LSRCA selected the East Holland River watershed as the study area for the project. This watershed includes a mix of urban and rural land use, is undergoing growth and intensification, and falls within multiple municipal boundaries, making it an ideal test case.
The project team first developed a continuous simulation model called LSPC and calibrated it to represent current hydrology and water quality conditions within the East Holland River watershed. This current state model was then linked to SUSTAIN (System for Urban Stormwater Treatment and Analysis), a future state model developed by the U.S. EPA.
SUSTAIN is a process-based decision model that continuously simulates thousands of stormwater management scenarios to generate cost-benefit curves, with benefits including reduction in phosphorus loads and water quantity. Ensuring accurate life-cycle costs for the SWM features is a critical aspect of the project, necessitating the update to the LCCT described above.
“We’re developing a pilot LSPC-SUSTAIN model that will help municipalities within the East Holland River sub-watershed adopt a cross-jurisdictional approach to stormwater management,” said Ben Longstaff, general manager at LSRCA.
“LSPC-SUSTAIN looks for spatial configurations of LID practices and other stormwater measures which provide the most stormwater quantity control and quality treatment per dollar,” added Longstaff. “We are fostering next steps for municipalities to use this tool for developing equitable cost-sharing and payment for ecological service arrangements agreements to rehabilitate their shared watersheds.”
Existing SWM practices will serve as the Baseline Condition. Potential new, retrofit, and re-purposing SWM approaches will provide Optimization Options under multiple scenarios (e.g., growth, climate change, uptake rates, etc.). Optimization options include LID, natural assets (wetlands, forests, open fields, etc.), and conventional grey infrastructure on both public and private lands.
The project also calibrates the SUSTAIN models with previously established risk management flood models (developed in HYMO and HEC RAS) to provide reasonable flood-damage curve estimations. The results can be used to calculate the cost-benefit for flood risk reduction.
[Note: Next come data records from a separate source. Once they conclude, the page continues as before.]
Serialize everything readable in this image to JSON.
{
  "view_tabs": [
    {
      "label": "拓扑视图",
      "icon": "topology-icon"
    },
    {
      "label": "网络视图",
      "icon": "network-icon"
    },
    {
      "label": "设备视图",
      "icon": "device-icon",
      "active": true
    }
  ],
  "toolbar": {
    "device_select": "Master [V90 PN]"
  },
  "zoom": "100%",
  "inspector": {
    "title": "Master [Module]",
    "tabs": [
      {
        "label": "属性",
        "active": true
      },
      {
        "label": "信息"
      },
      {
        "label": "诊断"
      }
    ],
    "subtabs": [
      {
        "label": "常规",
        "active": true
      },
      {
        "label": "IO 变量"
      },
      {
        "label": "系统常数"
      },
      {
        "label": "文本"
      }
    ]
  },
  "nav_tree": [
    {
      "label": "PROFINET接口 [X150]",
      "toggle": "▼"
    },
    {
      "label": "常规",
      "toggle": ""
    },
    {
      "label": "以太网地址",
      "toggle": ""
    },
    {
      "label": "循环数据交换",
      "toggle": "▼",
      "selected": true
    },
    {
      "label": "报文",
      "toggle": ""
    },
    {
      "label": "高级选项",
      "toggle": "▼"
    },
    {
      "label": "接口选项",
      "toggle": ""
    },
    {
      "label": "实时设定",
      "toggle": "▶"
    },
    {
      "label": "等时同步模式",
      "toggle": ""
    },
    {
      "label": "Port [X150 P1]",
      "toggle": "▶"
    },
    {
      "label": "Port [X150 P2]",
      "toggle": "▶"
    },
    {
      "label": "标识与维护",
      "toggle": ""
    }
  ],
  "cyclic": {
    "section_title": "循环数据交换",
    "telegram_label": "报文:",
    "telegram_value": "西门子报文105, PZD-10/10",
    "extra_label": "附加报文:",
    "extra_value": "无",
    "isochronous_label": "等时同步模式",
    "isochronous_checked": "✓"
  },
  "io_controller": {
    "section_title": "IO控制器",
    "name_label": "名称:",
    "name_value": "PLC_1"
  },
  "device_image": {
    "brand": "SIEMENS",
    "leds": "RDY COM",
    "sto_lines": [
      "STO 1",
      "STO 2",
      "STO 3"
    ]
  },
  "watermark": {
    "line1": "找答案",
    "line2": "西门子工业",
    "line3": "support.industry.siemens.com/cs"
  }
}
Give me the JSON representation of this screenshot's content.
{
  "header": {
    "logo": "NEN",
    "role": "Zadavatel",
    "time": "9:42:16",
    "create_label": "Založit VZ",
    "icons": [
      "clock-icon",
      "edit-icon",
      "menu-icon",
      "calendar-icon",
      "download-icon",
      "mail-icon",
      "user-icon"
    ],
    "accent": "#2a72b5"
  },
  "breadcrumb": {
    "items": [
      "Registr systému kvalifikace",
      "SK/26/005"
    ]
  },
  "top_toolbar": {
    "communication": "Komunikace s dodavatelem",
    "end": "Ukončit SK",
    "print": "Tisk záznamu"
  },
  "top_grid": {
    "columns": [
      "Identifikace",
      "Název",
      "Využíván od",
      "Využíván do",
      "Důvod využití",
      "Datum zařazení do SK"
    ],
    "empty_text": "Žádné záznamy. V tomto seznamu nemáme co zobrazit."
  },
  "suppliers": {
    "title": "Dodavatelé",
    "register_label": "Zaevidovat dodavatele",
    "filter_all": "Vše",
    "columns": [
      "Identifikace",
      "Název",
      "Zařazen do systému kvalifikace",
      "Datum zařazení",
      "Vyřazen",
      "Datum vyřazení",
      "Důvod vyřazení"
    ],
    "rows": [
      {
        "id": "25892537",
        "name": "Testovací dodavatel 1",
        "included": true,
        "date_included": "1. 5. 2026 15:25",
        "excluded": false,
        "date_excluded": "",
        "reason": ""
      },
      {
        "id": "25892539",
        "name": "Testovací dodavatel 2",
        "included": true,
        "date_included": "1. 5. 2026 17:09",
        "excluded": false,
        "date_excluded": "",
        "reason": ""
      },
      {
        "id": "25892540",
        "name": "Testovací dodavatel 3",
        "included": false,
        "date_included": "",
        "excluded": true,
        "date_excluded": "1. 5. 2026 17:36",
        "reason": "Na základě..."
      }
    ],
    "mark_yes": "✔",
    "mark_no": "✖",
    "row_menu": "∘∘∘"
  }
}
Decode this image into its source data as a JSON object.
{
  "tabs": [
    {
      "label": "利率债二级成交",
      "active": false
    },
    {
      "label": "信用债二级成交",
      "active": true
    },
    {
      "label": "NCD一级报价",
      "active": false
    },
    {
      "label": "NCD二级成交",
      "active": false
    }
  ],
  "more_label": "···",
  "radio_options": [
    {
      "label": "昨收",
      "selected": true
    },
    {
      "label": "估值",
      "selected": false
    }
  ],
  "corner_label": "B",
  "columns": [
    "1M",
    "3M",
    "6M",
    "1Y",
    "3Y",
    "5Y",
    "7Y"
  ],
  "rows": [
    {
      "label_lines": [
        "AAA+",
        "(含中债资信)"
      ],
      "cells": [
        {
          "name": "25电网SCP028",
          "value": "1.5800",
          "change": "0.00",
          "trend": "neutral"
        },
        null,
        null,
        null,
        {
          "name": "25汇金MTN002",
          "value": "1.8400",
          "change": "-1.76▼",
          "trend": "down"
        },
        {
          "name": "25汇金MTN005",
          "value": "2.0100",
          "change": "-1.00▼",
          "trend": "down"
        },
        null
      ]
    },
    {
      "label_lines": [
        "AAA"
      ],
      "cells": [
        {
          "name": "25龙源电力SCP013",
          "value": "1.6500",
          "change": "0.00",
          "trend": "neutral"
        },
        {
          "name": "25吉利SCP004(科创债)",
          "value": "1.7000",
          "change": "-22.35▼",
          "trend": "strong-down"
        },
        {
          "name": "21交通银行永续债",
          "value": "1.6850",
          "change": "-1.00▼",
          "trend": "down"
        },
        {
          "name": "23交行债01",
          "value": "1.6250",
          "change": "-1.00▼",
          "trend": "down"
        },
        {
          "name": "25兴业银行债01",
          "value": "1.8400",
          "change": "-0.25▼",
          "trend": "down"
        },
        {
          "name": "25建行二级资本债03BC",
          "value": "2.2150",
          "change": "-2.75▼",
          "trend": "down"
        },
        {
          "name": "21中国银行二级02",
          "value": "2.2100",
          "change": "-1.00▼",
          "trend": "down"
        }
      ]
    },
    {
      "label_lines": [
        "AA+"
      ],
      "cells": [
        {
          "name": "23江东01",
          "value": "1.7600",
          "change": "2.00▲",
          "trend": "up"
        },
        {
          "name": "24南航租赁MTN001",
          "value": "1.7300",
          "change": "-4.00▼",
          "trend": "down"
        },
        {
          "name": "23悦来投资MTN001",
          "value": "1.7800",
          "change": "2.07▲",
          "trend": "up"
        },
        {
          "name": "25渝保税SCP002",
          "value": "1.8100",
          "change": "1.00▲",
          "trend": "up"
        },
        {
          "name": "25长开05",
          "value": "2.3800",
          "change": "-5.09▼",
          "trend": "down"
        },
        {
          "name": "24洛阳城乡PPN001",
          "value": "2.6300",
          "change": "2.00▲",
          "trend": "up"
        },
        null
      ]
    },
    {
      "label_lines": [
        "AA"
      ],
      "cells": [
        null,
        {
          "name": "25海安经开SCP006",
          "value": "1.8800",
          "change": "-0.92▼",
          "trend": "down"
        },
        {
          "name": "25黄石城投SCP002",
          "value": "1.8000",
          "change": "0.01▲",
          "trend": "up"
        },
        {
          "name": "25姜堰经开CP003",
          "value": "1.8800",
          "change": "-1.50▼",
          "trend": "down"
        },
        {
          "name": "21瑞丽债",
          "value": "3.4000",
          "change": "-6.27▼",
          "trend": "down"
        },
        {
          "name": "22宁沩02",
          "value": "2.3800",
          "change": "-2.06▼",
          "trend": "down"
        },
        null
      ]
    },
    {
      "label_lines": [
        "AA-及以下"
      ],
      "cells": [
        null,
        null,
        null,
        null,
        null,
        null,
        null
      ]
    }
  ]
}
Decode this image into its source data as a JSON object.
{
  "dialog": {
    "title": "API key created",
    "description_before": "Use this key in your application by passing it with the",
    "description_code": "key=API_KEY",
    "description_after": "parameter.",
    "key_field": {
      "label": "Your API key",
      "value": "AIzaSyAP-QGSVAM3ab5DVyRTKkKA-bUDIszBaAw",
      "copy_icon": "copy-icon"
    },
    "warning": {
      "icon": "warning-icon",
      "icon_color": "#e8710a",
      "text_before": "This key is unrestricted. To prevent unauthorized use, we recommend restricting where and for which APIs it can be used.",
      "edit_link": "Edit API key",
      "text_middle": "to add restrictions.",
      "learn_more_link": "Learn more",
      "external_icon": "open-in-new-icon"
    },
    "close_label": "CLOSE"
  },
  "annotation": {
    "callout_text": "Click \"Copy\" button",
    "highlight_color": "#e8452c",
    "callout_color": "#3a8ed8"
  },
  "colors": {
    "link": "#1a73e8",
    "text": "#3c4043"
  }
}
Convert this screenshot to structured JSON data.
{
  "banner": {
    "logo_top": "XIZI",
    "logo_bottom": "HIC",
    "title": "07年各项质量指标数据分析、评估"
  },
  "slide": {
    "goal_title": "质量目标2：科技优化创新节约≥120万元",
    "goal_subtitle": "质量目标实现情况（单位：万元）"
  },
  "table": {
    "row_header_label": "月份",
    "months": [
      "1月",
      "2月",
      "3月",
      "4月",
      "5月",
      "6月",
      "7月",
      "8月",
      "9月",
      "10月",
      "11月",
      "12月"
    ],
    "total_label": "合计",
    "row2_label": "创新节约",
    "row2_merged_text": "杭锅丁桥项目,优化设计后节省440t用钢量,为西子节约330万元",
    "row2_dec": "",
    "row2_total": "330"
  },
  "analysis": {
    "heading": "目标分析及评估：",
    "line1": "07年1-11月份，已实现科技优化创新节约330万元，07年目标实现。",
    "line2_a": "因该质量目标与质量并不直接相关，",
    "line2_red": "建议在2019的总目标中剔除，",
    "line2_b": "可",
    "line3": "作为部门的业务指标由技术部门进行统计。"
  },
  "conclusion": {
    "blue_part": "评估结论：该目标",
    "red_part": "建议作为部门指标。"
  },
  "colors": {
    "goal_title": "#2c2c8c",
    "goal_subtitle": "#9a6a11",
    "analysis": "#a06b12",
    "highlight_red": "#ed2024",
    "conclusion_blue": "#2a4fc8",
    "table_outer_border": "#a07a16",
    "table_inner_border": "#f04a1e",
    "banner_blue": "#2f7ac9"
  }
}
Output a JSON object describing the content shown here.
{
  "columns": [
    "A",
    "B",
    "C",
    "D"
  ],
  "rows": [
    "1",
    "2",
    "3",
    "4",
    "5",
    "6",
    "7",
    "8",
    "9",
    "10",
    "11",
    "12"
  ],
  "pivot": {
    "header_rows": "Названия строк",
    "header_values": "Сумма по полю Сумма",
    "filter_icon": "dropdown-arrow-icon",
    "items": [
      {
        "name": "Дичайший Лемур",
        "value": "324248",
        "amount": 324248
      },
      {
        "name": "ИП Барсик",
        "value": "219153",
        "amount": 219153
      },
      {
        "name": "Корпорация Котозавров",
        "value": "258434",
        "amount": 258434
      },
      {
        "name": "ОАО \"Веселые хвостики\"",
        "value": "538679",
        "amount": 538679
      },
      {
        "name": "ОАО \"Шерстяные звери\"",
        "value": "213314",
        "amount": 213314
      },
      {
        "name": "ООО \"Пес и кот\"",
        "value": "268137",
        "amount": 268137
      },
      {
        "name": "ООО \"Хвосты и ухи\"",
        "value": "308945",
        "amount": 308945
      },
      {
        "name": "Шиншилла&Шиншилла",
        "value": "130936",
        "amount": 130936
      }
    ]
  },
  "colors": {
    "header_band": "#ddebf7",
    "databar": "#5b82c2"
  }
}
The project team is also working toward methods for gauging the co-benefits of LID implementation, for example air quality improvements and urban heat island reduction.
Stormwater management planning needs a shakeup to avoid the outcomes we can expect with a business-as-usual approach: increasing vulnerability to flooding and continued degradation of our waterways. These two STEP projects have the potential to be transformative.
This article was written by Credit Valley Conservation’s Kyle Menken for the September/October 2020 issue of Water Canada.